B.C.’s small businesses suffering from teachers’ strike: CFIB

Laura Jones | BCBusiness
Canadian Federation of Independent Business executive vice-president Laura Jones.

Small business owners in this province think deficit reduction is preferable to reimbursing teachers or parents for strike-related costs

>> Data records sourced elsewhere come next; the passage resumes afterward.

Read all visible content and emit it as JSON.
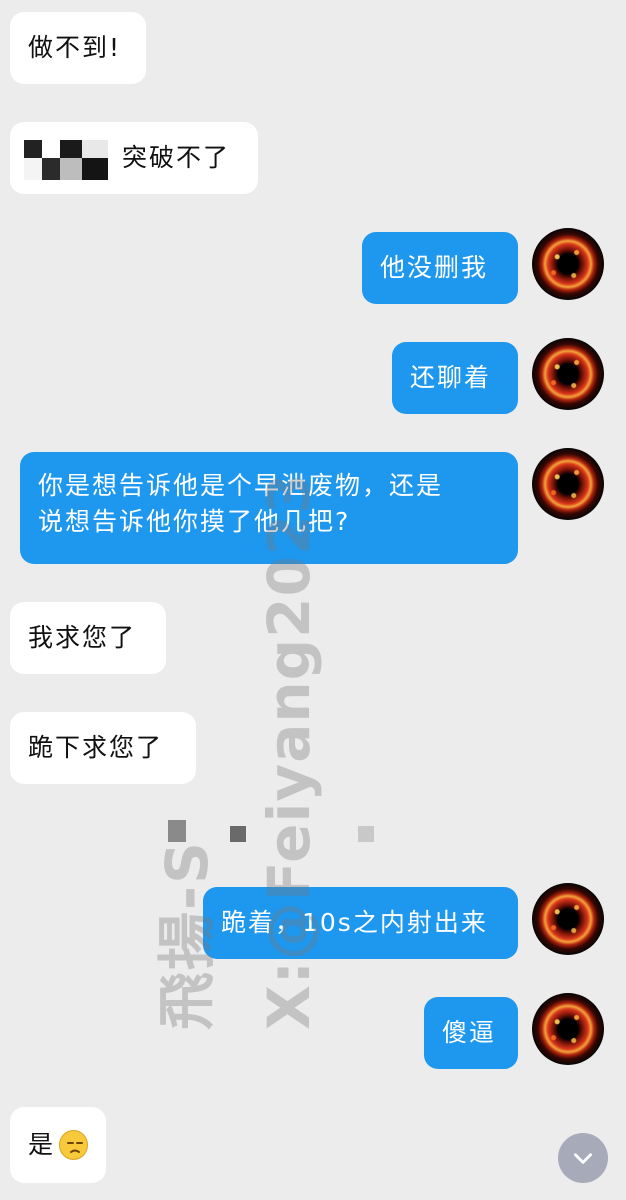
{
  "messages": {
    "m1": "做不到!",
    "m2": "突破不了",
    "m3": "他没删我",
    "m4": "还聊着",
    "m5_line1": "你是想告诉他是个早泄废物，还是",
    "m5_line2": "说想告诉他你摸了他几把?",
    "m6": "我求您了",
    "m7": "跪下求您了",
    "m8": "跪着，10s之内射出来",
    "m9": "傻逼",
    "m10": "是"
  },
  "icons": {
    "scroll_down": "chevron-down-icon",
    "emoji": "unamused-face-emoji"
  },
  "watermark": {
    "line1": "飛揚-S",
    "line2": "X:@Feiyang2023"
  },
  "colors": {
    "outgoing_bubble": "#1e97ee",
    "incoming_bubble": "#ffffff",
    "background": "#ececec"
  }
}
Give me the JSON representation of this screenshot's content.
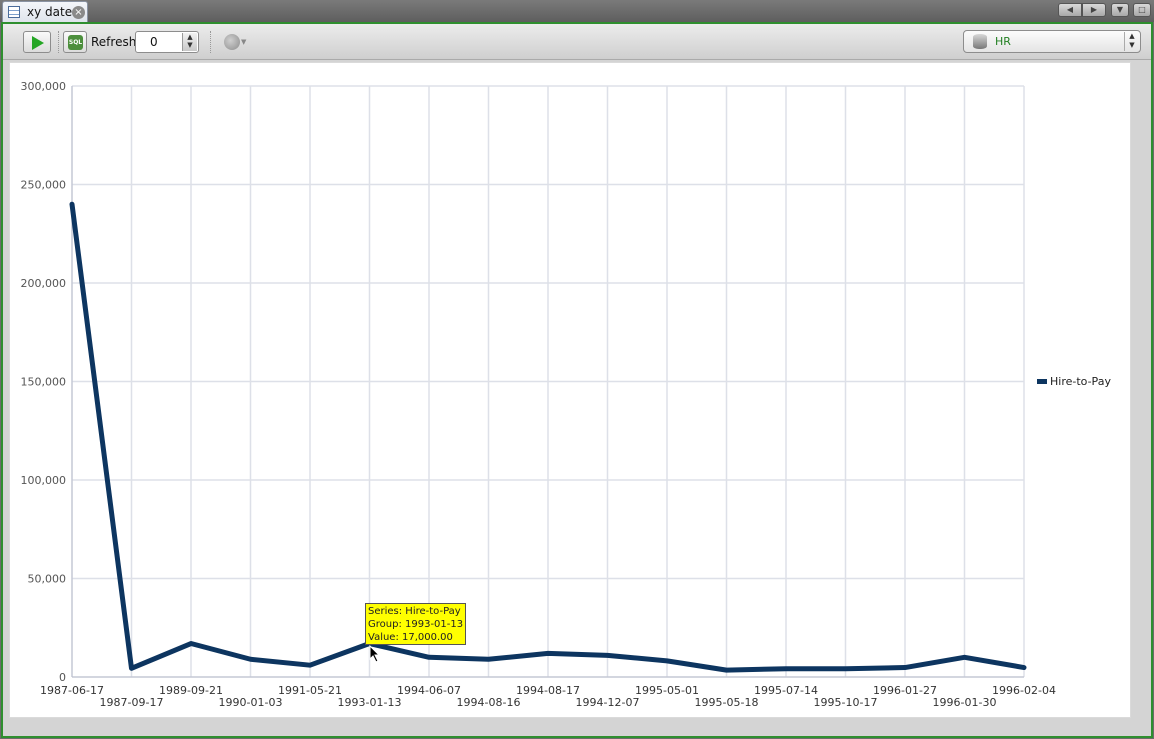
{
  "tab": {
    "title": "xy date"
  },
  "toolbar": {
    "refresh_label": "Refresh:",
    "refresh_value": "0",
    "connection": "HR"
  },
  "colors": {
    "series": "#0d3560",
    "frame": "#2f8f2f",
    "tooltip_bg": "#ffff00",
    "connection_text": "#238023"
  },
  "chart_data": {
    "type": "line",
    "x": [
      "1987-06-17",
      "1987-09-17",
      "1989-09-21",
      "1990-01-03",
      "1991-05-21",
      "1993-01-13",
      "1994-06-07",
      "1994-08-16",
      "1994-08-17",
      "1994-12-07",
      "1995-05-01",
      "1995-05-18",
      "1995-07-14",
      "1995-10-17",
      "1996-01-27",
      "1996-01-30",
      "1996-02-04"
    ],
    "series": [
      {
        "name": "Hire-to-Pay",
        "values": [
          240000,
          4400,
          17000,
          9000,
          6000,
          17000,
          10000,
          9000,
          12000,
          11000,
          8200,
          3500,
          4200,
          4200,
          4800,
          10000,
          4800
        ]
      }
    ],
    "ylim": [
      0,
      300000
    ],
    "yticks": [
      "0",
      "50,000",
      "100,000",
      "150,000",
      "200,000",
      "250,000",
      "300,000"
    ],
    "grid": true,
    "legend_position": "right",
    "tooltip": {
      "series": "Series: Hire-to-Pay",
      "group": "Group: 1993-01-13",
      "value": "Value: 17,000.00"
    }
  }
}
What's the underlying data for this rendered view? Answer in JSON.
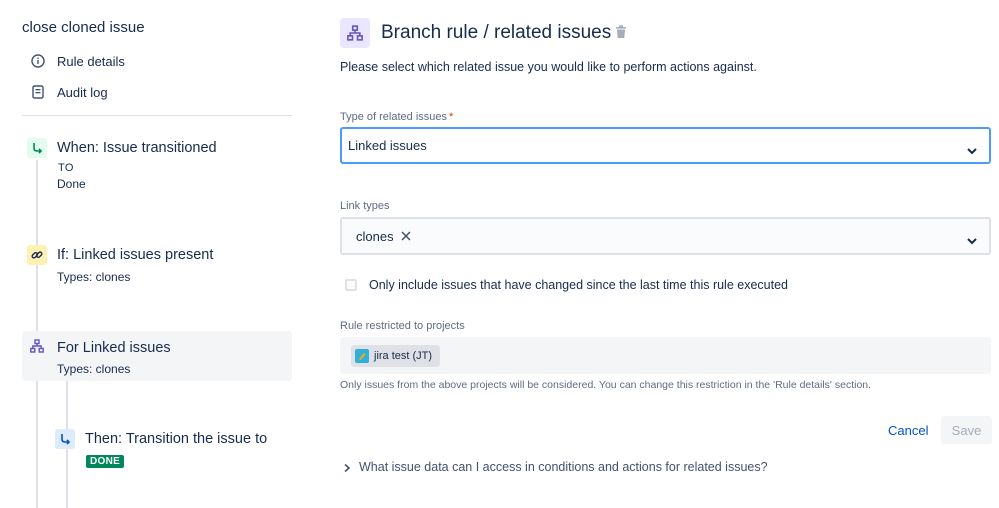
{
  "sidebar": {
    "rule_title": "close cloned issue",
    "links": [
      {
        "label": "Rule details",
        "icon": "info-icon"
      },
      {
        "label": "Audit log",
        "icon": "document-icon"
      }
    ],
    "steps": [
      {
        "title": "When: Issue transitioned",
        "to_label": "TO",
        "sub": "Done",
        "icon": "transition-icon",
        "color": "#e3fcef"
      },
      {
        "title": "If: Linked issues present",
        "sub": "Types: clones",
        "icon": "link-icon",
        "color": "#fffae6"
      },
      {
        "title": "For Linked issues",
        "sub": "Types: clones",
        "icon": "branch-icon",
        "color": "#eae6ff",
        "active": true
      },
      {
        "title": "Then: Transition the issue to",
        "lozenge": "DONE",
        "icon": "transition-icon",
        "color": "#deebff"
      }
    ]
  },
  "main": {
    "title": "Branch rule / related issues",
    "description": "Please select which related issue you would like to perform actions against.",
    "type_field": {
      "label": "Type of related issues",
      "required_mark": "*",
      "value": "Linked issues"
    },
    "link_types": {
      "label": "Link types",
      "tags": [
        "clones"
      ]
    },
    "checkbox_label": "Only include issues that have changed since the last time this rule executed",
    "projects": {
      "label": "Rule restricted to projects",
      "chip": "jira test (JT)",
      "help": "Only issues from the above projects will be considered. You can change this restriction in the 'Rule details' section."
    },
    "cancel_label": "Cancel",
    "save_label": "Save",
    "expander_label": "What issue data can I access in conditions and actions for related issues?"
  },
  "colors": {
    "primary": "#0052cc",
    "focus_border": "#4c9aff",
    "done_lozenge": "#00875a",
    "required": "#de350b"
  }
}
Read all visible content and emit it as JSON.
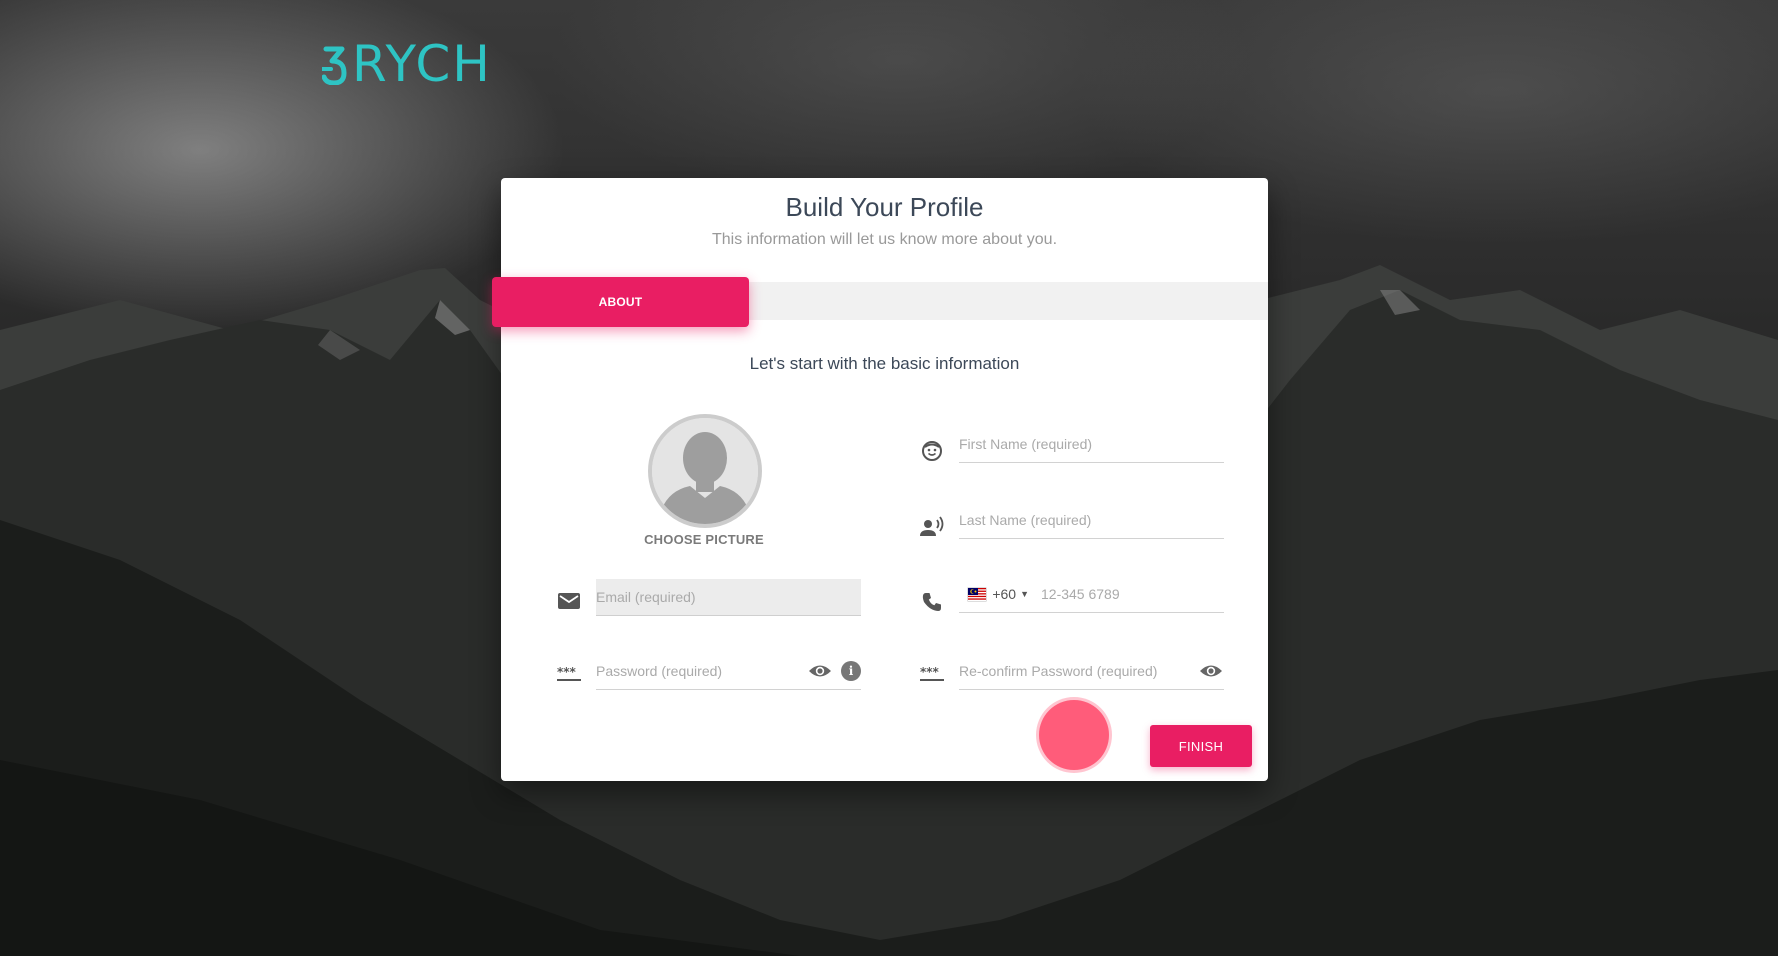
{
  "brand": {
    "logo_text": "RYCH",
    "color": "#2ec4c4"
  },
  "card": {
    "title": "Build Your Profile",
    "subtitle": "This information will let us know more about you."
  },
  "tabs": [
    {
      "label": "ABOUT",
      "active": true
    }
  ],
  "section": {
    "heading": "Let's start with the basic information"
  },
  "avatar": {
    "choose_label": "CHOOSE PICTURE"
  },
  "form": {
    "first_name": {
      "placeholder": "First Name (required)",
      "icon": "face-icon"
    },
    "last_name": {
      "placeholder": "Last Name (required)",
      "icon": "record-voice-icon"
    },
    "email": {
      "placeholder": "Email (required)",
      "icon": "mail-icon"
    },
    "phone": {
      "country_flag": "malaysia-flag-icon",
      "dial_code": "+60",
      "placeholder": "12-345 6789",
      "icon": "phone-icon"
    },
    "password": {
      "placeholder": "Password (required)",
      "icon": "password-icon"
    },
    "confirm_password": {
      "placeholder": "Re-confirm Password (required)",
      "icon": "password-icon"
    }
  },
  "actions": {
    "finish_label": "FINISH"
  },
  "colors": {
    "accent": "#e91e63",
    "ripple": "#ff5c7a"
  }
}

B.C.’s small business owners want teacher salary savings applied to the provincial debt, according to the results of an online survey of local small business owners published Wednesday by the Canadian Federation of Independent Business.
Nearly one half (45 per cent) of respondents, all B.C. members of the CFIB, want the government deficit to take priority over returning savings to parents or teachers, with the number jumping to 87 per cent amongst entrepreneurs in the same survey.
And with the strike rapidly approaching the two-week mark, CFIB executive vice-president Laura Jones told BCBusiness that the results show there “needs to be more than two voices in the strike, not just the B.C. Teachers’ Federation and the government,” adding that while the CFIB had reached out to Victoria, they “had not reached out to us.”
Jones says that while a handful of businesses, like kids’ bookstores, are greatly benefiting from the strike, most are anxious to see it resolved, in particular those that rely on clients directly affected by the dispute. “The reason that we decided to be more public with our concerns is that there are broader issues here at stake,” she explains. “Over half of the government budget is for public sector wages and the government has a duty to its taxpayers who are paying those wages.”
The CFIB’s controlled-access, web-based member survey had 1,092 responses from August 19 to September 9 and findings are statistically accurate by plus or minus three per cent 19 times out of 20.